By David Horst firstname.lastname@example.org
From time to time, a columnist needs to purge his notebook and produce a mishmash of this and that from bits too little to be a column but too much to be ignored.
I attended the annual meeting of the trail advocacy group Fox Cities Greenways and
heard a presentation by Jack Zabrowski of the La Crosse County Health Department,
who coordinates the county's "complete streets" efforts.
It is a term I had not heard before. The concept is to commit to designing streets not just for automobile traffic, but for all of the functions they serve — safe routes for bicycles, pedestrians and school children. That means more than adding bicycle lanes, Zabrowski said.
It may involve building in such features as bump-out crosswalks as in downtown Appleton, raised crosswalks that serve as low-grade speed bumps, curb cut ramps at intersections, shared bicycle and parking lanes and bike-only lanes. In rural areas, it may be as simple as paved shoulders and 14-foot-wide traffic lanes.
Area communities have done a good job of insisting on recreation trails as part of major highway projects. This is the next step.
Another concept is governments having "sustainability directors," people in charge of advancing goals related to ensuring that the Earth lasts, or at least our piece of it. Goals such as reducing landfill waste, increasing local food production and preserving open space.
They go by different titles, but this is part of their jobs.
Who knew, but the City of Appleton has a sustainability director — a guy named Dean Gazza. He's also Director of Parks, Recreation and Facilities Management, so that may not leave a great deal of time for being sustainable.
Appleton has a sustainability plan, drafted in 2010. Included in the objectives for that plan: complete streets.
Tastes like eagle
Conservation Congress meetings across the state will consider a resolution to allow a sandhill crane hunt.
I may not be completely objective on this point, since both my license plate and my email address use the word "sandhill." I enjoy and treasure this bird. In my adult life, they have gone from never seen to part of the landscape.
I know about crop damage and I've experienced enough biology instruction to understand that any species may grow to numbers that the environment can't sustain and some control on the population must be imposed. (We conveniently exempt humans from that axiom.) I just don't believe we're there yet with sandhills.

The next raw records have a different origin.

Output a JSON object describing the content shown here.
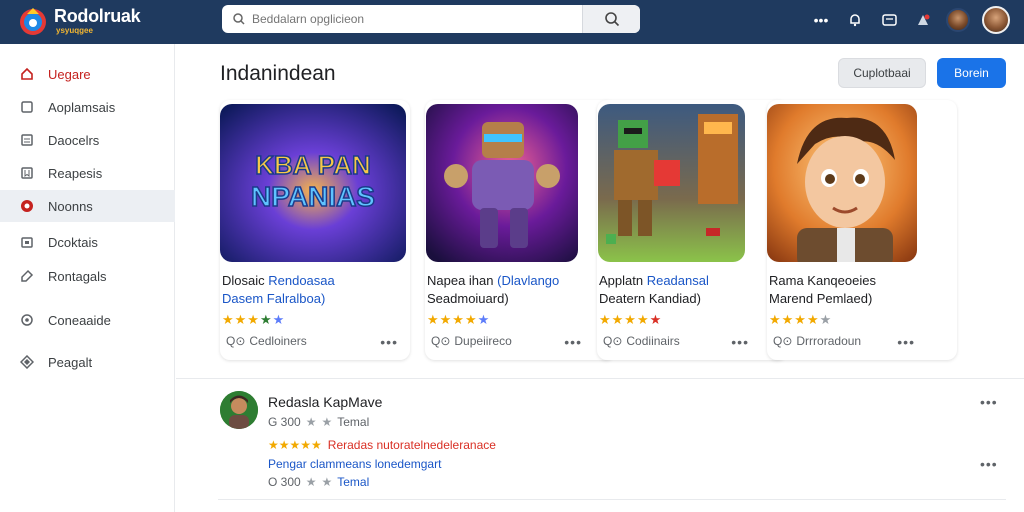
{
  "header": {
    "brand": "Rodolruak",
    "brand_sub": "ysyuqgee",
    "search_placeholder": "Beddalarn opglicieon",
    "colors": {
      "bar": "#1f3a5f",
      "accent": "#1a73e8"
    }
  },
  "sidebar": {
    "items": [
      {
        "label": "Uegare",
        "icon": "home-icon",
        "active": true
      },
      {
        "label": "Aoplamsais",
        "icon": "apps-icon"
      },
      {
        "label": "Daocelrs",
        "icon": "list-icon"
      },
      {
        "label": "Reapesis",
        "icon": "bookmark-icon"
      },
      {
        "label": "Noonns",
        "icon": "shield-icon",
        "selected": true
      },
      {
        "label": "Dcoktais",
        "icon": "calendar-icon"
      },
      {
        "label": "Rontagals",
        "icon": "tag-icon"
      },
      {
        "label": "Coneaaide",
        "icon": "circle-icon"
      },
      {
        "label": "Peagalt",
        "icon": "diamond-icon"
      }
    ]
  },
  "main": {
    "title": "Indanindean",
    "btn_secondary": "Cuplotbaai",
    "btn_primary": "Borein"
  },
  "cards": [
    {
      "art_text": [
        "KBA PAN",
        "NPANIAS"
      ],
      "title_a": "Dlosaic ",
      "title_b": "Rendoasaa",
      "sub_a": "Dasem ",
      "sub_b": "Falralboa)",
      "meta": "Cedloiners",
      "stars": [
        "gold",
        "gold",
        "gold",
        "blue",
        "blue"
      ]
    },
    {
      "title_a": "Napea ihan ",
      "title_b": "(Dlavlango",
      "sub_a": "Seadmoiuard)",
      "sub_b": "",
      "meta": "Dupeiireco",
      "stars": [
        "gold",
        "gold",
        "gold",
        "gold",
        "blue"
      ]
    },
    {
      "title_a": "Applatn ",
      "title_b": "Readansal",
      "sub_a": "Deatern Kandiad)",
      "sub_b": "",
      "meta": "Codiinairs",
      "stars": [
        "gold",
        "gold",
        "gold",
        "gold",
        "red"
      ]
    },
    {
      "title_a": "Rama Kanqeoeies",
      "title_b": "",
      "sub_a": "Marend Pemlaed)",
      "sub_b": "",
      "meta": "Drrroradoun",
      "stars": [
        "gold",
        "gold",
        "gold",
        "gold",
        "grey"
      ]
    }
  ],
  "review": {
    "name": "Redasla KapMave",
    "meta_a": "G 300",
    "meta_b": "Temal",
    "line1": "Reradas nutoratelnedeleranace",
    "line2": "Pengar clammeans lonedemgart",
    "meta2_a": "O 300",
    "meta2_b": "Temal"
  }
}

It also scares me to think some yahoo in the marsh might start shooting at any big bird, including the big white, endangered ones — the whooping crane.
Wolf at the door
Speaking of controlling populations, state Rep. Scott Suder (R-Abbotsford) has introduced legislation to authorize a wolf hunt. Controlling animal populations is exactly what wolves do.
The state already has the authority to allow farmers and livestock owners to shoot problem wolves. When is it time to hunt them again? I'd entrust that decision not to skunked deer hunters, not to a general public with a Brothers Grimm-induced paranoia about wolves, but to able wildlife
researchers with the DNR. Science, not public opinion, should rule that day.
Again, I don't think we're anywhere near that point.
Don't be complacent that crane hunts and wolf hunts are too outrageous to become law. Hunting down mourning doves and crows seemed outrageous, too. Defenders of wildlife will have to reacquaint themselves with Conservation Congress meetings and legislative hearings.